[TASK DETAILS]: Your answer must be the records below, printed exactly.

[EXERCISE MATERIAL]:
::::::
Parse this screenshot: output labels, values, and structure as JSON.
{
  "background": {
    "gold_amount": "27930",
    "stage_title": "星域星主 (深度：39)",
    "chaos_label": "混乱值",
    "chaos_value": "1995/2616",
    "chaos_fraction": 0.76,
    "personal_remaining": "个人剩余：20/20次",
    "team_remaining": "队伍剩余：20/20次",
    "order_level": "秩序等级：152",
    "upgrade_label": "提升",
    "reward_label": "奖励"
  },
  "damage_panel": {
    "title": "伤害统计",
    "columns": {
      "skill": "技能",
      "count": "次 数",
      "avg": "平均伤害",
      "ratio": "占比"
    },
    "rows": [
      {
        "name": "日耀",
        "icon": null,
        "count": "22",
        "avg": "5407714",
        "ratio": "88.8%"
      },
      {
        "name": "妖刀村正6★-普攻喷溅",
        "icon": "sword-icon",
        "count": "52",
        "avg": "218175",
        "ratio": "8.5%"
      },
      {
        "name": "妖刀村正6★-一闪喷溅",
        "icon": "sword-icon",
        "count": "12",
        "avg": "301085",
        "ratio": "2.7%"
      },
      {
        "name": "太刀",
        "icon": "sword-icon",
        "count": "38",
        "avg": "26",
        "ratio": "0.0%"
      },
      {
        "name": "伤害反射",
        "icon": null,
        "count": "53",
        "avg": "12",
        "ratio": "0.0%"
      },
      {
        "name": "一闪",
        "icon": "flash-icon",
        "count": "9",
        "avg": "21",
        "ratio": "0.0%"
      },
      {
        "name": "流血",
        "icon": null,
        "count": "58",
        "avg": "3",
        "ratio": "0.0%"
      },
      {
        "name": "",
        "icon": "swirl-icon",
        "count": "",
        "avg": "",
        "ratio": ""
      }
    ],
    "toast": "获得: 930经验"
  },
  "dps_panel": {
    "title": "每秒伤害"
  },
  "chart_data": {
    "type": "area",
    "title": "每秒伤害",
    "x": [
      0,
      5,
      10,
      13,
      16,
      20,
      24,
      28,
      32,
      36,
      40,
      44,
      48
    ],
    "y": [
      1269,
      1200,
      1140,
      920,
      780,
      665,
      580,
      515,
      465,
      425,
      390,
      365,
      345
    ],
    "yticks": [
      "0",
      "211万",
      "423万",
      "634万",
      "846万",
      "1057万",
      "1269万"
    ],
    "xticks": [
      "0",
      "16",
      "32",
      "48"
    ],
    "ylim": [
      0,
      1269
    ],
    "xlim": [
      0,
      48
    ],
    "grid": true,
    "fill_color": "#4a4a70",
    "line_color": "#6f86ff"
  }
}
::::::
[REPLY]:
Parse this screenshot: output labels, values, and structure as JSON.
{
  "background": {
    "gold_amount": "27930",
    "stage_title": "星域星主 (深度：39)",
    "chaos_label": "混乱值",
    "chaos_value": "1995/2616",
    "chaos_fraction": 0.76,
    "personal_remaining": "个人剩余：20/20次",
    "team_remaining": "队伍剩余：20/20次",
    "order_level": "秩序等级：152",
    "upgrade_label": "提升",
    "reward_label": "奖励"
  },
  "damage_panel": {
    "title": "伤害统计",
    "columns": {
      "skill": "技能",
      "count": "次 数",
      "avg": "平均伤害",
      "ratio": "占比"
    },
    "rows": [
      {
        "name": "日耀",
        "icon": null,
        "count": "22",
        "avg": "5407714",
        "ratio": "88.8%"
      },
      {
        "name": "妖刀村正6★-普攻喷溅",
        "icon": "sword-icon",
        "count": "52",
        "avg": "218175",
        "ratio": "8.5%"
      },
      {
        "name": "妖刀村正6★-一闪喷溅",
        "icon": "sword-icon",
        "count": "12",
        "avg": "301085",
        "ratio": "2.7%"
      },
      {
        "name": "太刀",
        "icon": "sword-icon",
        "count": "38",
        "avg": "26",
        "ratio": "0.0%"
      },
      {
        "name": "伤害反射",
        "icon": null,
        "count": "53",
        "avg": "12",
        "ratio": "0.0%"
      },
      {
        "name": "一闪",
        "icon": "flash-icon",
        "count": "9",
        "avg": "21",
        "ratio": "0.0%"
      },
      {
        "name": "流血",
        "icon": null,
        "count": "58",
        "avg": "3",
        "ratio": "0.0%"
      },
      {
        "name": "",
        "icon": "swirl-icon",
        "count": "",
        "avg": "",
        "ratio": ""
      }
    ],
    "toast": "获得: 930经验"
  },
  "dps_panel": {
    "title": "每秒伤害"
  },
  "chart_data": {
    "type": "area",
    "title": "每秒伤害",
    "x": [
      0,
      5,
      10,
      13,
      16,
      20,
      24,
      28,
      32,
      36,
      40,
      44,
      48
    ],
    "y": [
      1269,
      1200,
      1140,
      920,
      780,
      665,
      580,
      515,
      465,
      425,
      390,
      365,
      345
    ],
    "yticks": [
      "0",
      "211万",
      "423万",
      "634万",
      "846万",
      "1057万",
      "1269万"
    ],
    "xticks": [
      "0",
      "16",
      "32",
      "48"
    ],
    "ylim": [
      0,
      1269
    ],
    "xlim": [
      0,
      48
    ],
    "grid": true,
    "fill_color": "#4a4a70",
    "line_color": "#6f86ff"
  }
}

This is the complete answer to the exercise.